The Famous Grouse has raised £600,000 to support efforts by the Royal Society for the Protection of Birds (RSPB) to protect the endangered grouse species in the UK.
The Scotch whisky brand first partnered with the RSPB charity in 2008 – which also marked the launch of The Black Grouse, recently renamed The Famous Grouse Smoky Black – and pledged to donate 50p from every sale of the new expression to the RSPB over a three-year period. The partnership has continued ever since.
This money was earmarked for use across four conservation reserves, including Inversnaid and Corrimony in Scotland; Geltsdale in the North of England; and Lake Vrynwy in Wales. Over the years, Abernethy near Aviemore and The Crannach on Deeside have also benefitted from the work.
At the start of the collaboration, the grouse bird was listed on the UK Red List Species of Conservation Concern and named as a ‘priority’ on the UK Biodiversity Action Plan (BAP), as well as the Scottish Government’s Species Action Framework.

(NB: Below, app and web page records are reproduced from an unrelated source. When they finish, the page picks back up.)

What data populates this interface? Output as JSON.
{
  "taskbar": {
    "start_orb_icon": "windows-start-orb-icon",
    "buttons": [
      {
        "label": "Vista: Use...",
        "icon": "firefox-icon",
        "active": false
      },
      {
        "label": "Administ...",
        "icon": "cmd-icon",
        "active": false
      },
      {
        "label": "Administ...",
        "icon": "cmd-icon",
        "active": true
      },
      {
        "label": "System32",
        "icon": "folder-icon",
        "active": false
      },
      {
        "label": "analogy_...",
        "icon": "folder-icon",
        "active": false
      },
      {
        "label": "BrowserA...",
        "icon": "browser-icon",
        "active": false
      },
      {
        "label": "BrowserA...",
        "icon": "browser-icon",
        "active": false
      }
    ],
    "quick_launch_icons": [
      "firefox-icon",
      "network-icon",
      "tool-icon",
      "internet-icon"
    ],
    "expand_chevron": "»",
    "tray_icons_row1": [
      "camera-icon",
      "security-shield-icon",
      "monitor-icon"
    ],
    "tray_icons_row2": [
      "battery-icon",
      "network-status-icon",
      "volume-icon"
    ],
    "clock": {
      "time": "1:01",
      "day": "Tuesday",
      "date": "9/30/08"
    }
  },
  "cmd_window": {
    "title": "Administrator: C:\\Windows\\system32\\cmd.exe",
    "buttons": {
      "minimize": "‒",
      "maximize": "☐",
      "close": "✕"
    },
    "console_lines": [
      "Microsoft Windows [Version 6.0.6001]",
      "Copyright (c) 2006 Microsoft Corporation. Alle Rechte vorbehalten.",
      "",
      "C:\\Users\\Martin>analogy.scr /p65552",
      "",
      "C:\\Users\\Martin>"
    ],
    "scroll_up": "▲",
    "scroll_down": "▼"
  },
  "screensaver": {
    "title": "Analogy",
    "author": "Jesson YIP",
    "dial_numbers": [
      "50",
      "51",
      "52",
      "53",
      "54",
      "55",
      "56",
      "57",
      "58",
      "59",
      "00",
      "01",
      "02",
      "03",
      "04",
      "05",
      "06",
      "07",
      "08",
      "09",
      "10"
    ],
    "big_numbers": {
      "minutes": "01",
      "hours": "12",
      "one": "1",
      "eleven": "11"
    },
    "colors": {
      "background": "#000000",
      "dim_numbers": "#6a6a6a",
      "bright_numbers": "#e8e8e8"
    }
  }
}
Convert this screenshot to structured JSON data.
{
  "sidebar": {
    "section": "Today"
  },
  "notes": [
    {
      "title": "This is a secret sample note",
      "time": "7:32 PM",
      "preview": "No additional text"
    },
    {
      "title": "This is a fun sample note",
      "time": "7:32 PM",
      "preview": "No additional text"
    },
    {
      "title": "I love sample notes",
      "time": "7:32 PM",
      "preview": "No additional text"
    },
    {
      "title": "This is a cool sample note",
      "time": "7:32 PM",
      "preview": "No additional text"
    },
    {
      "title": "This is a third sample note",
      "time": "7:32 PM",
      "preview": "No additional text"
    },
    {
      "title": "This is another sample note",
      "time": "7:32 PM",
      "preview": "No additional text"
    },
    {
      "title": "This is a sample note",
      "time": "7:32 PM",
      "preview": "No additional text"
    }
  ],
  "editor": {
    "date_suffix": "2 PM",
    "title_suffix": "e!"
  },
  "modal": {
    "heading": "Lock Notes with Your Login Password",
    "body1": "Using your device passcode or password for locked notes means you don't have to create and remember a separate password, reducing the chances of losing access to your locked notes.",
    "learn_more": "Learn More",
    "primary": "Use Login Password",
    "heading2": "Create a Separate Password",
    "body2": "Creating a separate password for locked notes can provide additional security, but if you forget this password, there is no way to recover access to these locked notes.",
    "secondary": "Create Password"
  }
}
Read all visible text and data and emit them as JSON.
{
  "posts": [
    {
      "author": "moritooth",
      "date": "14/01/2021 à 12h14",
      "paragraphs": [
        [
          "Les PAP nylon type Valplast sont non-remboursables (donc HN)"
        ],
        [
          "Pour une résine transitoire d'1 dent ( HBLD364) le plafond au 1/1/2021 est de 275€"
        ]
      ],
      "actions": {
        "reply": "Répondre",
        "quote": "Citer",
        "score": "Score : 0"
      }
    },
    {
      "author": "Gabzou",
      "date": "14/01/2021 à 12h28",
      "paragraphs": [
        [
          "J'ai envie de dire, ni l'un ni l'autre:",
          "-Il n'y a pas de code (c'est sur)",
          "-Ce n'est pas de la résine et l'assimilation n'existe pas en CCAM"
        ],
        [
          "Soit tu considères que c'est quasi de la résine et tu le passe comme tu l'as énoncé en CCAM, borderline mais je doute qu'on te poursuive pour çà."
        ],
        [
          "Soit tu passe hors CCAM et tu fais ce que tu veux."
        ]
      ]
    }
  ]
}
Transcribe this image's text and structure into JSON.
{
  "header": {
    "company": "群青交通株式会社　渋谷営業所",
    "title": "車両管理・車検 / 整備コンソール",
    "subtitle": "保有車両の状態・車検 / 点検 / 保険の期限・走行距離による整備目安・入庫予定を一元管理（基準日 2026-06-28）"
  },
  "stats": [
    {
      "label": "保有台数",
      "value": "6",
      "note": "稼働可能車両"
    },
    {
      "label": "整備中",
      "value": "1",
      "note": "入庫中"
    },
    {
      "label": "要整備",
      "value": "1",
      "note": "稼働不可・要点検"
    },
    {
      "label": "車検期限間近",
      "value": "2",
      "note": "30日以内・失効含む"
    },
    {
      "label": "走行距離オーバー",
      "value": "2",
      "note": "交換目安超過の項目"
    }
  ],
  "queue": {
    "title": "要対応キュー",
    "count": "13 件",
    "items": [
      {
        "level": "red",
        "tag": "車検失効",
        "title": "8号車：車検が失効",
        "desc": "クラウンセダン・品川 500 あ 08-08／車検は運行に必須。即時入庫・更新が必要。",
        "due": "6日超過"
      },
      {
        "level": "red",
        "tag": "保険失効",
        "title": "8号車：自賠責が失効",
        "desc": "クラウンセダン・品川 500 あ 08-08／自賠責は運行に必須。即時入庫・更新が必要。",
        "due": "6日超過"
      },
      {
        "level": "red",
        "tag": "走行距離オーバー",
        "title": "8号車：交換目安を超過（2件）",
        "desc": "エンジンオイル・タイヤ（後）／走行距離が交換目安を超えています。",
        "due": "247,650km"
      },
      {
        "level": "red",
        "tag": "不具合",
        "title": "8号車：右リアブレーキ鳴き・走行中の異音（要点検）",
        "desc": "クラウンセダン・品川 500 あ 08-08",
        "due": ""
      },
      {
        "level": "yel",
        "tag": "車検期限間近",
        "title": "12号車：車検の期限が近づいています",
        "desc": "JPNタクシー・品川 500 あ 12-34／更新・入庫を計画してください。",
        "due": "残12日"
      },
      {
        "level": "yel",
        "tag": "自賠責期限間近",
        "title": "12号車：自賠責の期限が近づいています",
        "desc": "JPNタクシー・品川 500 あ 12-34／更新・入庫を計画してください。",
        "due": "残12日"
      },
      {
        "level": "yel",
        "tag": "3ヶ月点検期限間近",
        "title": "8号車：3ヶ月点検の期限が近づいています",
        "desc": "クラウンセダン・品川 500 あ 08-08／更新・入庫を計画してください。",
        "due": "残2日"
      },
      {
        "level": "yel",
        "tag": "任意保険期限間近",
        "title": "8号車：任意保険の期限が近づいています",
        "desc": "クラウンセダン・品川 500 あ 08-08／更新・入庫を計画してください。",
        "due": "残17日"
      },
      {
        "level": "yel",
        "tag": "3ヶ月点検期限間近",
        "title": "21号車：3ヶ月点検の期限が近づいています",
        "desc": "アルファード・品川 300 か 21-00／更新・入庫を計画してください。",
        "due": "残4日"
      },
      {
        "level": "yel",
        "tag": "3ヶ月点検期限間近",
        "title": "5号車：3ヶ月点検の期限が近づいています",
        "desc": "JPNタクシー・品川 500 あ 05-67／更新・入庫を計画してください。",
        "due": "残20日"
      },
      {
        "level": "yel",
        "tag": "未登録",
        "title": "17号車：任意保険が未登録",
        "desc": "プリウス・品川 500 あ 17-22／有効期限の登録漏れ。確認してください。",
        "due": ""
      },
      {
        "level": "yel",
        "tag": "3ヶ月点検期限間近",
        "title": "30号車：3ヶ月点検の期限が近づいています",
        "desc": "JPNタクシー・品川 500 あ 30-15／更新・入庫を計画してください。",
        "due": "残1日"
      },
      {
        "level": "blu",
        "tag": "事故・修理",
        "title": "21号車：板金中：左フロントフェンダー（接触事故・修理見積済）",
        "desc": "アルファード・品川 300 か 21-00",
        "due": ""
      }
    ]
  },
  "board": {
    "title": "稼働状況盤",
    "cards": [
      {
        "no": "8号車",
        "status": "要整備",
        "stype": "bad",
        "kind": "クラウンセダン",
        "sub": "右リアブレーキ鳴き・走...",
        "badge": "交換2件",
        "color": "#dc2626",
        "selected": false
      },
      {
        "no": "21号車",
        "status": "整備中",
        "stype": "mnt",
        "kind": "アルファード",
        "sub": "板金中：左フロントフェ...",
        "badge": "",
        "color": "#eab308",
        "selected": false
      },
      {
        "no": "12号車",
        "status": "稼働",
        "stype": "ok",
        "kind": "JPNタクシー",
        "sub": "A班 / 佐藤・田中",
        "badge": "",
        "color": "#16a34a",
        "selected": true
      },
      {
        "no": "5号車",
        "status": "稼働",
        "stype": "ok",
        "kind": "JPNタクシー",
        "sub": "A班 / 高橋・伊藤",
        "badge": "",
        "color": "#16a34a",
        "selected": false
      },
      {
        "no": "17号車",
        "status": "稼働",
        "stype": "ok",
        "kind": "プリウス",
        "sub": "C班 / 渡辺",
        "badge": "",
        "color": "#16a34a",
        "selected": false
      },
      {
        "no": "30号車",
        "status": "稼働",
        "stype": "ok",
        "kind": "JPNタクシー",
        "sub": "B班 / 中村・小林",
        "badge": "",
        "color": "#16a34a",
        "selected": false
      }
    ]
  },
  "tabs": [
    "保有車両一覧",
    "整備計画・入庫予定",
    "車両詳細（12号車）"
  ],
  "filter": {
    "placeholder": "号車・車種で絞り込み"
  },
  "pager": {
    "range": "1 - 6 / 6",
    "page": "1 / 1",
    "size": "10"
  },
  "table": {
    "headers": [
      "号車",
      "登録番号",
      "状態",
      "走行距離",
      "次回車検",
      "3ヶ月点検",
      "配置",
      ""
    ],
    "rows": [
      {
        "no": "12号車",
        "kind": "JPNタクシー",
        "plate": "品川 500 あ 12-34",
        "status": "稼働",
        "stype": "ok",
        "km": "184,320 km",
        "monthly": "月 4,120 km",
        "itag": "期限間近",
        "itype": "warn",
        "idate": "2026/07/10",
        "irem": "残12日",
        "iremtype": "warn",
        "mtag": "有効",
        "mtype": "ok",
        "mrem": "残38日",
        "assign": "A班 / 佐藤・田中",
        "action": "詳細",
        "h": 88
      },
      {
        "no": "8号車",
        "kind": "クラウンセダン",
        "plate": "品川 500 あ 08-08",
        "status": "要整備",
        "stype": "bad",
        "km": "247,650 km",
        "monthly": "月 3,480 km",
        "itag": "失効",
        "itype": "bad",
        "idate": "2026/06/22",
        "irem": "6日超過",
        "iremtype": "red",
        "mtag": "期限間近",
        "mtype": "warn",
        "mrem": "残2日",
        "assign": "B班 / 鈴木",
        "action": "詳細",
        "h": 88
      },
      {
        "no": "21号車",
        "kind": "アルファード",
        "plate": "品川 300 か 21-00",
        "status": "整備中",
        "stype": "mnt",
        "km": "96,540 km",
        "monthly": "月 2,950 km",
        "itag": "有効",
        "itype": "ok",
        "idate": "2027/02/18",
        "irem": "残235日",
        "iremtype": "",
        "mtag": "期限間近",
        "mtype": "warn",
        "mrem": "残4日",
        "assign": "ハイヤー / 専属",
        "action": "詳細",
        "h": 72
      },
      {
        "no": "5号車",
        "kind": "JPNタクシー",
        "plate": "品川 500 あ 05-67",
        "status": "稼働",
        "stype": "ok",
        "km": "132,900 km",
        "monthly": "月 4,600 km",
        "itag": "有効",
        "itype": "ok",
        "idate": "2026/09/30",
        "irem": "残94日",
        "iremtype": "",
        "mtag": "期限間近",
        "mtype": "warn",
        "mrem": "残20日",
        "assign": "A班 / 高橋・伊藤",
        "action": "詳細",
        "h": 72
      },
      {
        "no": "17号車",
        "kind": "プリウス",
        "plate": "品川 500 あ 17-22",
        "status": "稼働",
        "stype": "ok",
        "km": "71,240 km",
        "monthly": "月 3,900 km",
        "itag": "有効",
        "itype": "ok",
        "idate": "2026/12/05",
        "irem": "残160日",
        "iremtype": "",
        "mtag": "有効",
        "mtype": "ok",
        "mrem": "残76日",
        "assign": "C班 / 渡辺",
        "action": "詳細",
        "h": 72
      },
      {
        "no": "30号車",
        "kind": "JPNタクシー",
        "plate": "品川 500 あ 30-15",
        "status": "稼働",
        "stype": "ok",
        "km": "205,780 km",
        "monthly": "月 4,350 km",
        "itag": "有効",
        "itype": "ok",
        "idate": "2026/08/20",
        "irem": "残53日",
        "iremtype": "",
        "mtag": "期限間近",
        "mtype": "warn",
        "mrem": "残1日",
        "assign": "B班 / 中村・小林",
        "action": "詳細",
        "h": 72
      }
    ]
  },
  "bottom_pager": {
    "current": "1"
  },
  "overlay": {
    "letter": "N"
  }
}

Stuart Housden, director of RSPB Scotland, said the main reason behind the fall in black grouse numbers was degradation and fragmentation of moorland and woodlands.
The investment of time and money by both parties appears to be paying off, with the lek (a traditional site where males display and make their mating call) count for 2016 in Corrimony reaching 45 males – an increase from 28 males in 2013.
Funds from the partnership have enabled the charity to improve the birds’ habitats across 85,000 acres of nature reserve land, as well as planting 185,000 trees and mowing 30 hectares of heather.
Suzy Smith, marketing director for the Famous Grouse, said: ‘It was a significant achievement to break the £100,000 mark by 2010 and we are proud to have continued to work with RSPB and to have now raised over £600,000.
‘It is very rewarding to see the positive impact of our funding and we look forward to more success stories as a result of our partnership with RSPB.’
Housden added: ‘This funding has enabled the RSPB to work in partnership with Scottish National Heritage and Forestry Commission Scotland to review and provide best practice advice on the habitat requirements for black grouse to encourage private landowners to help this iconic species.
‘This approach has enabled the prioritisation of conservation resources both on state-owned land and across the wider countryside.’